Why Should We Embrace the Internet in Economic
Economic, organizational and technological changes mandate reconsideration
of learning environments. A user-friendly
Internet questions educational conventions: Do we still need
inflexible semesters, classrooms, class-periods or
textbooks? Does the new technology provide discipline-specific
opportunities for enhanced learning?
A few broad principles or propositions govern the development and evolving
use of the Internet in Economic Geography:
- The boundary-spanning Internet provides endless opportunities for
enhanced learning. We move seamlessly from
courses to programs, to community-based and lifelong learning; from
textbook to online resources; from single prof to
second opinions. Ideas lose their protection and are checked against
competing ideas and evidence.
- CONTEXT: The Internet has the potential of providing the
context for any given class content: Any
10-week course which claims any
degree of depth represents necessarily only a slice of a larger context
and discipline. A system of Web sites facilitates such a broader
perspective beyond the content constraints of an individual class.
- ENRICHMENT: The presentation of any given substantive class
can be enriched by a wider range of examples, illustrations, applications,
alternative interpretations and source materials.
- HYPERTEXTUALITY: The incorporation of the Internet into the

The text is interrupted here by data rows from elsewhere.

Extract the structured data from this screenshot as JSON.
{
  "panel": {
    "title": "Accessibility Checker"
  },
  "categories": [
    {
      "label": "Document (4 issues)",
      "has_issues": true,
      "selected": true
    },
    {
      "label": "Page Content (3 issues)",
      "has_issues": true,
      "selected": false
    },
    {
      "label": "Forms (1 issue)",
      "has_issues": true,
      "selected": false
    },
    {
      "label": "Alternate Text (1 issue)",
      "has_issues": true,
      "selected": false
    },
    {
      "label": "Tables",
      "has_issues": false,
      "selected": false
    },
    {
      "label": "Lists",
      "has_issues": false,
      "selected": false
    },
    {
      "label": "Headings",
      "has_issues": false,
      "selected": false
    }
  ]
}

Economic Geography program provides and opportunity to instructor and
experiment and gain experience with hypertextual presentations of
materials or projects and to
learn how to assemble internally and externally generated documents for
most effective learning and project webs.
- CLASS, CAMPUS & COMMUNITY: Facilitate communication and
between disciplines and, as importantly, between campus and community. In
Economic Geography, such outreach activities include accessing
resources supplied by such disciplines as economics, business
administration and urban planning as well as making community contacts
with businesses, non-profit organizations and government agencies for
student research, internships and
Service Learning / Community Outreach arrangements. It is expected that
such contacts with the world beyond the classroom facilitate students'
exploration of future job opportunities in rapidly changing labor markets
and an understanding of macro-structural changes in the economy caused
directly or indirectly by information technology developments.
- CONTINUITY & LIFE-LONG LEARNING: Provide more continuity
constraints of an individual
quarter class or students' entire undergraduate program by permitting
early preparation (before start of the
quarter or the student's freshman year) and continued Web-based
"participation" in the class or program-related
happenings after the quarter and the "official" part of the
class or a student's undergraduate program are over.
- JUST-IN-TIME: It is proposed that the new technologies enable
students to organize their increasingly
complex daily (home-job-campus) logistics
more efficiently by having more control over the
distribution of personal learning environments in space and time.
It is hoped that this experience and an increased awareness of such
relationships will also lead to an improved understanding of the impact of
information technologies (IT) on the spatial organization of economic
activities and such concepts as footlooseness or telework.
- CLASS CONTENT: The nature, diversity and depth of appropriate
Content itself is changing in response to new information technologies
on- and off-campus [Findings
of the Technology in Education Task Force, (Seattle) September 1998]
- IT: Information technologies themselves become important class
content through their impact on telecommunications, telework and service
employment. Students' jobs, remote-learning experiences and daily logistic
challenges provide valuable cases for discussion.
- RESOURCE SKILLS: Various active and passive uses of the Internet
greatly facilitate the integration of the learning and practicing of a
broader range of computer-, communications-, library-
and resource skills into the presentation of subject
areas. Such skills are not only useful in students' remaining
academic and social lives, but increasingly expected by
future employers of our economic geography students.
- CORE INSTRUCTIONAL FUNCTIONS: The Internet reduces need for
with logistic matters in class thereby saving valuable class time and
permitting concentration on core instructional functions.
- Students' own learning initiatives and self-management closely
relate to entrepreneurship and professional
creativity. Students start hypothetical, technology-supported
businesses or become "consultants" with opportunities to
volunteer their diverse backgrounds and computer skills in class.
- ACTIVE LEARNING: Encourage students to accept partial
for their own
education and ownership of their learning processes through active,
electronically enhanced learning experiences and creation of a learning
infrastructure in their own system of Web sites.
- MAKING CONTRIBUTIONS: Instill in students the idea that they
through their work on class
projects -- are making contributions not just to themselves, their grades
or my office paper collection but to their peers and, possibly, larger
segments of society.
- Flexible Collaboration, enabled by Internet-based classroom
extensions, supersedes hierarchical task organization and
allows two-way discussions, constructive feedback and multi-channel
learning mechanisms favored by modern activities.
- Active-learning "projects" mirror increased project-orientation of
businesses. Source materials want to be found, while students acquire
research and project management skills. Timeliness, "deliverables" and
"billable hours" demand efficient structure, support and communication of
projects via the Web.